Many gardeners have parts of the lawn or garden where grass just won't grow, or areas that are hard to maintain. Hardy ground cover plants can be the perfect solution for these problem areas. Available in many varieties, flowering or non flowering, the perfect ground cover can be found for almost any soil, climate and odd location. Many are maintenance free once they are established.
Herbaceous Plant Ground Covers
The fragrant leaves and purple flowers make the creeping charlie (Glechoma hederacea) a good, low maintenance ground cover for hard to maintain, moist areas like ditches. Growing only about 4 inches high, it spreads out quickly. Care must be taken that it doesn't take over shady areas of a nearby lawn. Lily-of-the-valley (Convallaria majalis) spreads rapidly and is often used under trees and shrubs. The plant will grow in poor soil and reaches a height of about 4 inches. Mount Atlas daisy (Anacyclus pyrethrum depressus) is a white daisy with a red underside and silvery leaves. Plant the Mount Atlas daisy in an area that is dry, hot and sunny for best growth. Dwarf coreopsis (Coreopsis auriculata) will cover the ground with a mat of foliage and add color with orange and yellow flowers from throughout the summer, from June to September.
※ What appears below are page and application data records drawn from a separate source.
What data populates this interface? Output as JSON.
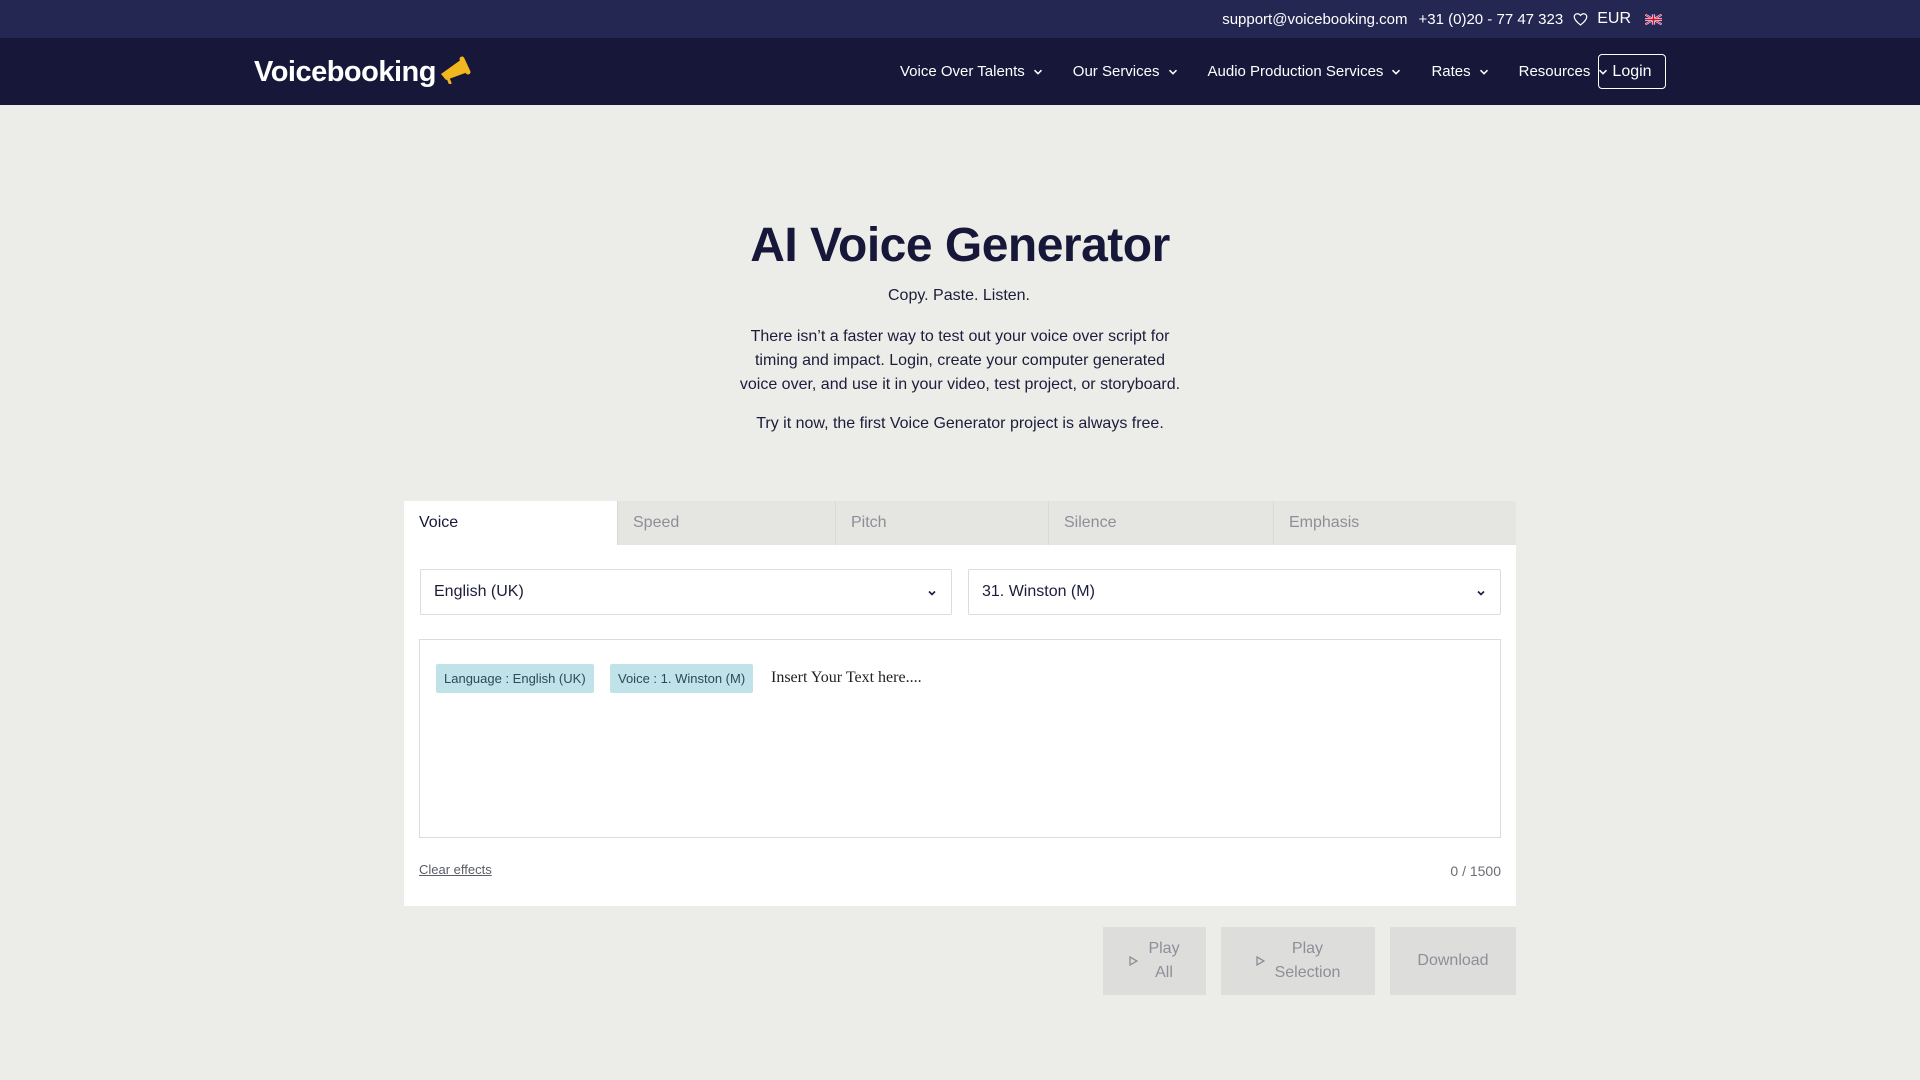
{
  "topbar": {
    "email": "support@voicebooking.com",
    "phone": "+31 (0)20 - 77 47 323",
    "currency": "EUR",
    "icons": {
      "favorites": "heart-icon",
      "language": "uk-flag-icon"
    }
  },
  "navbar": {
    "logo": "Voicebooking",
    "items": [
      {
        "label": "Voice Over Talents"
      },
      {
        "label": "Our Services"
      },
      {
        "label": "Audio Production Services"
      },
      {
        "label": "Rates"
      },
      {
        "label": "Resources"
      }
    ],
    "login": "Login"
  },
  "hero": {
    "title": "AI Voice Generator",
    "subtitle": "Copy. Paste. Listen.",
    "description": "There isn’t a faster way to test out your voice over script for timing and impact. Login, create your computer generated voice over, and use it in your video, test project, or storyboard.",
    "try_text": "Try it now, the first Voice Generator project is always free."
  },
  "generator": {
    "tabs": [
      "Voice",
      "Speed",
      "Pitch",
      "Silence",
      "Emphasis"
    ],
    "active_tab": "Voice",
    "language_select": "English (UK)",
    "voice_select": "31. Winston (M)",
    "tags": {
      "language": "Language : English (UK)",
      "voice": "Voice : 1. Winston (M)"
    },
    "placeholder": "Insert Your Text here....",
    "clear_effects": "Clear effects",
    "counter": "0 / 1500"
  },
  "actions": {
    "play_all_line1": "Play",
    "play_all_line2": "All",
    "play_selection_line1": "Play",
    "play_selection_line2": "Selection",
    "download": "Download"
  },
  "colors": {
    "topbar": "#242752",
    "navbar": "#161739",
    "background": "#ecece8",
    "tag": "#bfe3e8",
    "logo_accent": "#f2b61f"
  }
}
Woody Plant Ground Covers
Sweet fern (Comptonia peregrina) will grow in any soil, but prefers slightly acidic, poorer soils. The underground stems of the sweet fern help in spread. Sweet fern tolerates salt, so it is especially a good choice near beaches. For a taller ground cover, try Fragrant Sumac (Rhus aromatica). It grows from 2 to 6 feet high and will tolerate most soil types. Fragrant sumac will thrive with little maintenance on sunny banks and terraces.
Native Plants as Ground Cover
Native plants are a good idea for a low maintenance ground cover. Sometimes called wild flowers and sometimes called weeds, native plants have adapted to survive climate, soil and predators of the local vicinity and offer a low maintenance alternative for areas where other plants will not grow. Check with the local Cooperative Extension Office for a list of local native plants.
Double Duty Ground Cover Ideas
Consider using mints and herbs as a ground cover that will release a fragrance with each breeze. With over 600 varieties of mint available, these fast growing herbs will quickly fill in bare areas of the lawn and garden. Creeping thyme is also a good, aromatic ground cover in highly trafficked areas. The creeping thyme can even be walked on. Edible ground cover, like strawberry plants, also makes an attractive double duty ground cover.